Ever since the Federal Reserve finished tapering off of its quantitative easing (QE) program in October of last year, the market for U.S. Treasurys has seen a prolonged bout of uneven trading. Benchmark bond yields have fluctuated fairly wildly, sinking as low as about 1.80% while in the throes of the strongest safe haven demand, and rising as high as the 2.40% range when government debt seemed like a less attractive bet.
There are some interesting conclusions to be drawn from reading between the lines of the market for U.S. Treasury bonds. In short, 1) everyone’s lost faith in central banks; 2) nobody expects inflation to pick up any time soon; and 3) the issuance of new short-term debt has hit a snag.
Lack of Credibility
Many have called the tendency for central banks to make bold policy pronouncements as a means of manipulating market sentiment and trader expectations the “Crying Wolf” effect. After several years of seeing the tactic play out month after month, people are naturally losing their patience and trust in the judgment (or honesty) of central bankers.
For instance, Federal Reserve Chair Janet Yellen has been rather insistent that the FOMC will move on increasing the federal funds rate at some point in the near future. She has reiterated that she expects the rate hike to come sometime in 2015, but with just two FOMC meetings before the end of the calendar year, this possibility has become increasingly smaller.
How do government bonds tell us anything about this? Simply enough, the surge in demand for short-term Treasurys following the Fed’s announcement in September that there would be no rate hike for at least another month shows that these traders, investors, and large institutions no longer believe that rates will go up this year. Why would you buy a 3-month bond at its current yield if you believed (even tacitly) that interest rates would be higher before the bond matures? The answer is that you almost certainly wouldn’t; you would wait until rates go up to take advantage of the better yield.

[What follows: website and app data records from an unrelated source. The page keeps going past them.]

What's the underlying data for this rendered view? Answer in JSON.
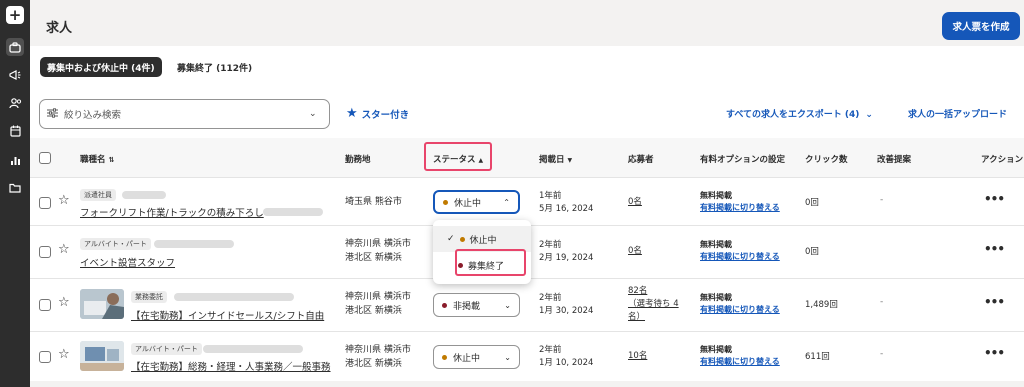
{
  "header": {
    "title": "求人",
    "create_button": "求人票を作成"
  },
  "tabs": [
    {
      "label": "募集中および休止中 (4件)"
    },
    {
      "label": "募集終了 (112件)"
    }
  ],
  "toolbar": {
    "search_placeholder": "絞り込み検索",
    "starred": "スター付き",
    "export": "すべての求人をエクスポート (4)",
    "bulk_upload": "求人の一括アップロード"
  },
  "columns": {
    "job_title": "職種名",
    "location": "勤務地",
    "status": "ステータス",
    "posted": "掲載日",
    "applicants": "応募者",
    "options": "有料オプションの設定",
    "clicks": "クリック数",
    "suggestions": "改善提案",
    "actions": "アクション"
  },
  "rows": [
    {
      "badge": "派遣社員",
      "title": "フォークリフト作業/トラックの積み下ろし",
      "location_line1": "埼玉県 熊谷市",
      "location_line2": "",
      "status": "休止中",
      "status_color": "#c07a00",
      "posted_line1": "1年前",
      "posted_line2": "5月 16, 2024",
      "applicants_line1": "0名",
      "applicants_line2": "",
      "applicants_line3": "",
      "option_label": "無料掲載",
      "option_link": "有料掲載に切り替える",
      "clicks": "0回",
      "suggestion": "-"
    },
    {
      "badge": "アルバイト・パート",
      "title": "イベント設営スタッフ",
      "location_line1": "神奈川県 横浜市",
      "location_line2": "港北区 新横浜",
      "status": "",
      "status_color": "",
      "posted_line1": "2年前",
      "posted_line2": "2月 19, 2024",
      "applicants_line1": "0名",
      "applicants_line2": "",
      "applicants_line3": "",
      "option_label": "無料掲載",
      "option_link": "有料掲載に切り替える",
      "clicks": "0回",
      "suggestion": ""
    },
    {
      "badge": "業務委託",
      "title": "【在宅勤務】インサイドセールス/シフト自由",
      "location_line1": "神奈川県 横浜市",
      "location_line2": "港北区 新横浜",
      "status": "非掲載",
      "status_color": "#8a1c2b",
      "posted_line1": "2年前",
      "posted_line2": "1月 30, 2024",
      "applicants_line1": "82名",
      "applicants_line2": "（選考待ち 4",
      "applicants_line3": "名）",
      "option_label": "無料掲載",
      "option_link": "有料掲載に切り替える",
      "clicks": "1,489回",
      "suggestion": "-"
    },
    {
      "badge": "アルバイト・パート",
      "title": "【在宅勤務】総務・経理・人事業務／一般事務",
      "location_line1": "神奈川県 横浜市",
      "location_line2": "港北区 新横浜",
      "status": "休止中",
      "status_color": "#c07a00",
      "posted_line1": "2年前",
      "posted_line2": "1月 10, 2024",
      "applicants_line1": "10名",
      "applicants_line2": "",
      "applicants_line3": "",
      "option_label": "無料掲載",
      "option_link": "有料掲載に切り替える",
      "clicks": "611回",
      "suggestion": "-"
    }
  ],
  "dropdown": {
    "items": [
      {
        "label": "休止中",
        "color": "#c07a00",
        "checked": true
      },
      {
        "label": "募集終了",
        "color": "#8a1c2b",
        "checked": false
      }
    ]
  },
  "icons": {
    "plus": "+",
    "star": "☆",
    "star_filled": "★",
    "more": "•••",
    "chevron_down": "⌄",
    "check": "✓",
    "sort_up": "▲",
    "sort_down": "▼"
  }
}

Where’s the Inflation?
The same game of getting people to “buy the rumor, sell the news” has been sold by the Fed regarding inflation. The central bank, like most central banks, maintains the somewhat arbitrary target of 2% for a healthy inflation rate. For much of the past two years, the pace of price inflation in the U.S. has run well below this level—in fact, it has hardly moved off of zero in 2015, never registering above 0.2%. Inflation has even dipped into the negative (i.e. deflation) for the first time since the wake of the financial crisis in 2009.
Despite this reality, Yellen and her cohorts at the Fed have consistently stressed that they believe inflation will pick up in the very near future. There aren’t even any signs that this is remotely the case.

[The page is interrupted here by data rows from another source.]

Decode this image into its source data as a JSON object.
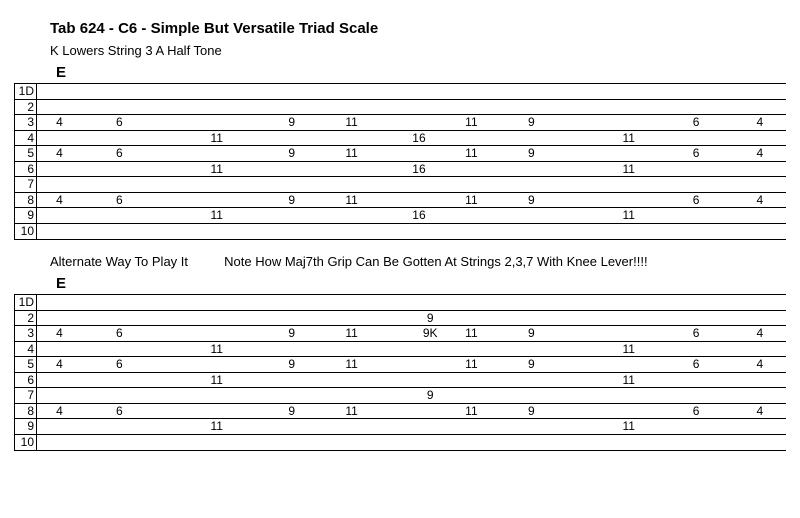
{
  "title": "Tab 624 - C6 - Simple But Versatile Triad Scale",
  "subtitle": "K Lowers String 3 A Half Tone",
  "alt_note": "Alternate Way To Play It          Note How Maj7th Grip Can Be Gotten At Strings 2,3,7 With Knee Lever!!!!",
  "chord_label_1": "E",
  "chord_label_2": "E",
  "string_labels": [
    "1D",
    "2",
    "3",
    "4",
    "5",
    "6",
    "7",
    "8",
    "9",
    "10"
  ],
  "tab1": {
    "s1": [],
    "s2": [],
    "s3": [
      [
        "c1",
        "4"
      ],
      [
        "c2",
        "6"
      ],
      [
        "c4",
        "9"
      ],
      [
        "c5",
        "11"
      ],
      [
        "c7",
        "11"
      ],
      [
        "c8",
        "9"
      ],
      [
        "c10",
        "6"
      ],
      [
        "c11",
        "4"
      ]
    ],
    "s4": [
      [
        "c3",
        "11"
      ],
      [
        "c6",
        "16"
      ],
      [
        "c9",
        "11"
      ]
    ],
    "s5": [
      [
        "c1",
        "4"
      ],
      [
        "c2",
        "6"
      ],
      [
        "c4",
        "9"
      ],
      [
        "c5",
        "11"
      ],
      [
        "c7",
        "11"
      ],
      [
        "c8",
        "9"
      ],
      [
        "c10",
        "6"
      ],
      [
        "c11",
        "4"
      ]
    ],
    "s6": [
      [
        "c3",
        "11"
      ],
      [
        "c6",
        "16"
      ],
      [
        "c9",
        "11"
      ]
    ],
    "s7": [],
    "s8": [
      [
        "c1",
        "4"
      ],
      [
        "c2",
        "6"
      ],
      [
        "c4",
        "9"
      ],
      [
        "c5",
        "11"
      ],
      [
        "c7",
        "11"
      ],
      [
        "c8",
        "9"
      ],
      [
        "c10",
        "6"
      ],
      [
        "c11",
        "4"
      ]
    ],
    "s9": [
      [
        "c3",
        "11"
      ],
      [
        "c6",
        "16"
      ],
      [
        "c9",
        "11"
      ]
    ],
    "s10": []
  },
  "tab2": {
    "s1": [],
    "s2": [
      [
        "c6b",
        "9"
      ]
    ],
    "s3": [
      [
        "c1",
        "4"
      ],
      [
        "c2",
        "6"
      ],
      [
        "c4",
        "9"
      ],
      [
        "c5",
        "11"
      ],
      [
        "c6b",
        "9K"
      ],
      [
        "c7",
        "11"
      ],
      [
        "c8",
        "9"
      ],
      [
        "c10",
        "6"
      ],
      [
        "c11",
        "4"
      ]
    ],
    "s4": [
      [
        "c3",
        "11"
      ],
      [
        "c9",
        "11"
      ]
    ],
    "s5": [
      [
        "c1",
        "4"
      ],
      [
        "c2",
        "6"
      ],
      [
        "c4",
        "9"
      ],
      [
        "c5",
        "11"
      ],
      [
        "c7",
        "11"
      ],
      [
        "c8",
        "9"
      ],
      [
        "c10",
        "6"
      ],
      [
        "c11",
        "4"
      ]
    ],
    "s6": [
      [
        "c3",
        "11"
      ],
      [
        "c9",
        "11"
      ]
    ],
    "s7": [
      [
        "c6b",
        "9"
      ]
    ],
    "s8": [
      [
        "c1",
        "4"
      ],
      [
        "c2",
        "6"
      ],
      [
        "c4",
        "9"
      ],
      [
        "c5",
        "11"
      ],
      [
        "c7",
        "11"
      ],
      [
        "c8",
        "9"
      ],
      [
        "c10",
        "6"
      ],
      [
        "c11",
        "4"
      ]
    ],
    "s9": [
      [
        "c3",
        "11"
      ],
      [
        "c9",
        "11"
      ]
    ],
    "s10": []
  }
}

Therefore, the principle of using bonds as a gauge again comes into play: yields are simply going to be lower on Treasurys when inflation expectations aren’t high, because the government is fairly intent on only covering the rate of inflation in its bond yields. 3-month Treasurys hit their lowest-ever yield of 0% (and, briefly, even slightly negative) this week.
New Bonds Halt at Debt Ceiling
On top of it all, there is problem of the debt ceiling. Until Congress resolves its spending bill battle that threatens to shutdown the government, the Treasury Department won’t know how much extra room it will have to work with in the issuance of government debt. By most current audits, the Treasury is approaching the current limit (or “debt ceiling”) to how much money it can borrow, meaning that new short-term Treasurys can’t be issued until perhaps next year.
Here, the Treasury market is providing us with indications about the government’s relative solvency and the limitations to keeping the markets running as normal with the federal government temporarily out of the picture. This may very well be the shortage of near-term bonds that “Bond King” Bill Gross warned off last year.
The opinions and forecasts herein are provided solely for informational purposes, and should not be used or construed as an offer, solicitation, or recommendation to buy or sell any product.